You also need to have the self-discipline to actively maintain your focus. I do mention ways you can avoid checking social media and stuff like that while you're working, but if you don't make a resolution to stick to your own rules then you're setting yourself up for frustration.

Does multi-tasking ever work?

Generally, no. But I do say that I'm super impatient (you couldn't tell?), so I do tend to do other things while I wait for internet pages to load, or resource-intensive programs like Photoshop to open on my computer. But, as a rule, when I'm busy with a task I will stick to that task until I have another stretch of waiting time on my hands.

There are hundreds of different time management tools out there to help us get the most out of our days. Do you think there are certain features that one should look for in a productivity app when choosing one for everyday use?

Integration. This is huge for me. At the moment, pretty much all my apps 'talk' to each other on some level.

As I mention in the 99% Automation chapter of the Productivity Guru book, we have our website agency set up so that pretty much everything is automated in our New Sales cycle.

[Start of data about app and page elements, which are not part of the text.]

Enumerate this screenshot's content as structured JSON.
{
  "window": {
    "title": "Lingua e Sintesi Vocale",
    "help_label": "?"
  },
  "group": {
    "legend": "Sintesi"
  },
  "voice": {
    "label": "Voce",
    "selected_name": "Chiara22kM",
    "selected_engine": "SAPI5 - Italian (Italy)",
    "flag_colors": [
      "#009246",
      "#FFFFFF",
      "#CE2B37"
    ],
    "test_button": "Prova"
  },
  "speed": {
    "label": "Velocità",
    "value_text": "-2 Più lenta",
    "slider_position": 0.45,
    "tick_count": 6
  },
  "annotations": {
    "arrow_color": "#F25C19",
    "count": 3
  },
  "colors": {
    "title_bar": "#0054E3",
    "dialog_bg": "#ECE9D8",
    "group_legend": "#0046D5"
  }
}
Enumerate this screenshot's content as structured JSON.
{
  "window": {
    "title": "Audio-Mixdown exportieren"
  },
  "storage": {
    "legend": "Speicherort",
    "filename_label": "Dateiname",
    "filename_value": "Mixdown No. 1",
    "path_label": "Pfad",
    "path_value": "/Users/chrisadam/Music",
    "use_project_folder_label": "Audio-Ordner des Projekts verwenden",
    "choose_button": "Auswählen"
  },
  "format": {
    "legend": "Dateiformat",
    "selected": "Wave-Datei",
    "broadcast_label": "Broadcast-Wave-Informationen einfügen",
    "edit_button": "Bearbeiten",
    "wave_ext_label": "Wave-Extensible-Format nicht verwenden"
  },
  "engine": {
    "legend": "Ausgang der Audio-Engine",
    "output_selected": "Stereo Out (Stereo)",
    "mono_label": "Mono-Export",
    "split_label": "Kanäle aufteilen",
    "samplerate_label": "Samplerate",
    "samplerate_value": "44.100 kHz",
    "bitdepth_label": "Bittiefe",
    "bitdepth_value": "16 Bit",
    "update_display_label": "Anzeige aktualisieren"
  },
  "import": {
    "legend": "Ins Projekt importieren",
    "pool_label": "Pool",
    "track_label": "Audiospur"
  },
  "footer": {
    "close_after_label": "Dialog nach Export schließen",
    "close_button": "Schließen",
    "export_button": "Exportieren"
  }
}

This saves an astounding amount of time for us, and it wasn't overly complicated to set up.

I think, as long as you are willing to accept that you might have to change some of the apps you work with, or introduce some new ones into your workflow, there's a huge potential for you to shave hours off your work week.

So what are the secrets of time management from your experience?

Find a system that works for you. One of the things I discuss in the book is that my own personal workflow was patched, welded, and riveted together out of a great many blog posts, books, and personal experience. What works for me might not work for you. But once you have the tools at your disposal, you can easily decide how you want your day to look.

As long as you know what's available to you, and once you can get your mind around the fact that your hours do belong to you, even if you clock in for someone else, you can significantly improve your productivity and free up valuable time for yourself.

Finally, is there anything else that you would like to share with our readers?

Never hesitate to pursue your dreams. Even if you don't succeed at something, you'll have gained some invaluable life experience anyway, and you might even help someone else not to make the same mistakes you did.
Productivity Guru email courseRonel's book, How to Become a Productivity Guru is published on 6 May, 2016. If you'd like to have a look and get your own copy, you can do so here. If you'd like to connect with Ronel, make sure to say hello on Twitter at @RonelvanTonder.